], the fatigue properties of fiber-reinforced additively manufactured specimens [27
], the surface roughness of drilled holes in the maintenance of stacked hybrid magnesium‒titanium components [28
] and the wear process of drilling tools in hard drilling of AISI D2 [29
]. Compared with these works, in this research, instead of a Taguchi Design with a very limited number of experimental conditions, a full factorial is tested to assure an extensive dataset that could provide significant conclusions.
3. Experimental Procedure
This stage develops the main results of the experimental drilling operations, i.e., the evaluation of the cutting conditions in terms of tool wear, chip morphology, and surface finishing. The operations were performed with a tungsten carbide drill (see Figure 1
) to a hole depth of 20 mm (L/D = 5), using an internal coolant (8.5 bar). The FU 70 W Rhenus® (Rhenus, Mönchengladbach, Germany) coolant was used in all the tests, free of ammonia and boron, but especially for aerospace applications. Tools are coated with (Al,Ti)N type (Miracle, Mitsubishi© Mitsubishi®
, Tokyo, Japan), and then polished to reach a very low surface roughness. The micro-structure of TF15 carbide grade, ISO S grade (WC90%‒Co10%, grain size < 0.9 µm), has a Young’s modulus of 580 GPa. The machining tests were performed in a vertical CNC machining center, Kondia© model B640 (Kondia, Elgoibar, Spain), with maximum rotational speed of 10,000 rpm and 25 kW. It is worth mentioning that the machining of low-machinability materials could lead to problems in terms of the available nominal power in some milling operations, but not in this case.
For the experimental tests, a vertical machining center Kondia®
B640, with nmax
= 10,000 rpm and Pnom
= 5 kW was used (Figure 2
). The cutting parameters were selected according to the values recommended by the tool manufacturer and the past experience of the authors [19
These parameters, cutting speed Vc
and feed per revolution fn
, are shown in Table 2
. The high cost of the materials (>€500/kg) is a constraint that limits the number of tests. Due to economic reasons, only two tests were carried out for each of the cutting conditions defined. The results were obtained from the mean values of these two tests. Table 2
summarizes the cutting speed vc
, the feed per revolution fn
, the spindle speed n, and the feed speed vf
After the experiments, tool wear was analyzed using the digitized images from an optical microscope (Motic SMZ Microscope, Hong Kong, China) equipped with a digital camera. The process of tool wear in a drill bit is shown in Figure 3
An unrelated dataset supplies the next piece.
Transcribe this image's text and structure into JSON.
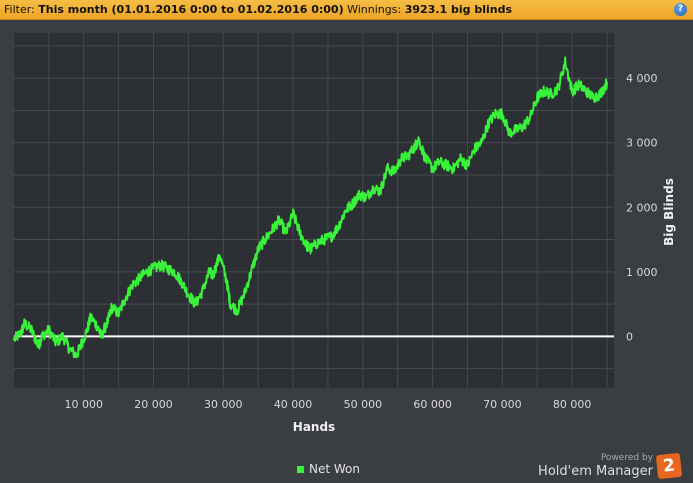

. Some important parameters are: We
, chisel edge wear width; Wf
, flank wear at flank face of the cutting edge; Wo
, outer corner wear width; Wm
, margin wear width and Wm’
, margin wear (second) width. Additionally, to describe tool rake wear, the ISO norm (ISO TC29/WG22) uses KT and KB to measure the rake wear depth and length. The mechanisms of heat generation, friction, chemical reactions, and their relative amount differ according to the work materials and the selected cutting conditions. In this case, the authors measured the wear on the rake face KB as they observed it was the most trackable, recognizable, and easy-to-measure parameter. On the contrary, flank wear here was difficult to measure as it appears in a chiseled narrow edge and looks irregular due to the brittle behavior of the tool.